- Tax on services: Manufacturers that sell tangible personal property may not be used to charging tax on services, such as installation, because it’s not taxable in their home state. But with the new economic nexus laws, they may now have transactions in new states where installation activity is taxable, and they will need to tax this appropriately.
Summary of complicating issues sellers face
One of the premises behind the Wayfair case being the vehicle sought by the states for bringing economic nexus before the Court was that the tax didn’t impose an unreasonable burden on the taxpayer. Additionally, that simplicity was one of the bases for which the Court sided with the state of South Dakota.

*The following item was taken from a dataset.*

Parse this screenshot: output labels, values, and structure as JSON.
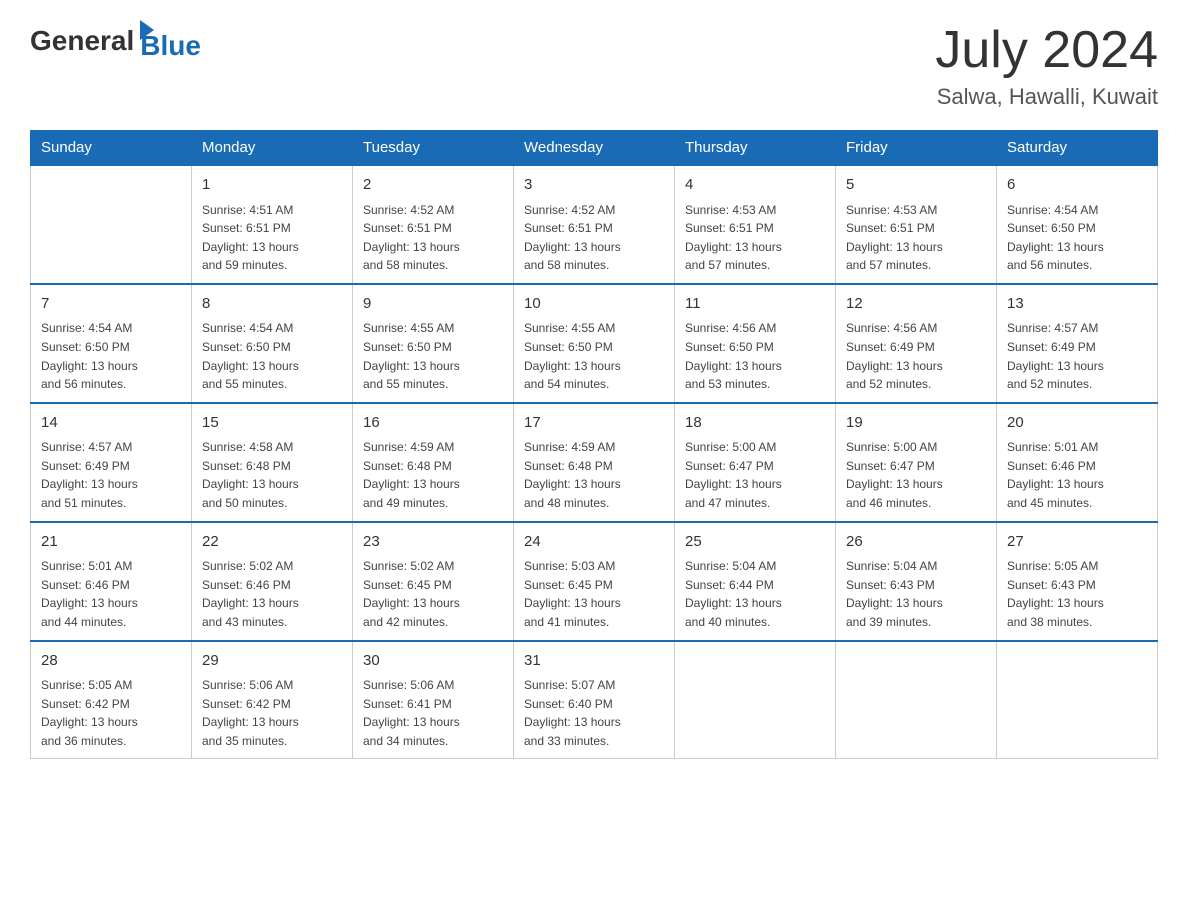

But, in this case, the law of unintended consequences has reared its head again, and the states have managed to make the issue overly complex for the small business given how each has implemented economic nexus in their own manner. Some of the areas of concern are:
- When is the economic nexus threshold achieved? Depending on the state, it can be based on prior calendar year sales, current calendar year sales or a rotating quarterly basis, among others.
- What type of activity does the “sales” threshold include? This can be defined by the states to be different things, including retail sales, gross revenue, sales of tangible personal property, sales of tangible personal property and taxable services and gross sales, among others.
- The thresholds are not consistent in dollar amount or number of transactions between the states. It currently ranges between $10,000 all the way up to $500,000.
- What is the definition of a “transaction?” Does the definition of a transaction mean a single shipment, what’s on a single invoice, an individual item, etc.?
- What is the impact of “home rule” municipal taxes? Do the thresholds of a state apply to individual cities that impose their own use tax or does that threshold need to be met within the city itself to allow for the municipality to also impose use tax? In “home rule”, the municipality doesn’t follow the states rules, however, if they want to only require the threshold be met at the state level for sales into that city, then that’s contrary to how “home rule” works.
Manufacturers may not consider Wayfair to be particularly important since what they sell is generally treated as an exempt transaction but since the vast majority of manufacturers ship out of state, it’s certainly something that needs to be considered. Manufacturers must figure out previous year sales on a state to state basis to see if they meet the economic thresholds in states imposing these regulations. The Wayfair decision holds a lot more weight for manufacturers than it would seem, and there is a certain degree of complexity with policies varying state to state and some states not imposing economic nexus. Discussing how the decision will impact your organization with a UHY Advisors state and local tax professional is critical as the decision is relatively recent, and it may help limit accrued tax exposure. As with most new tax regulations, it is better to address concerns sooner rather than later to avoid tax liabilities.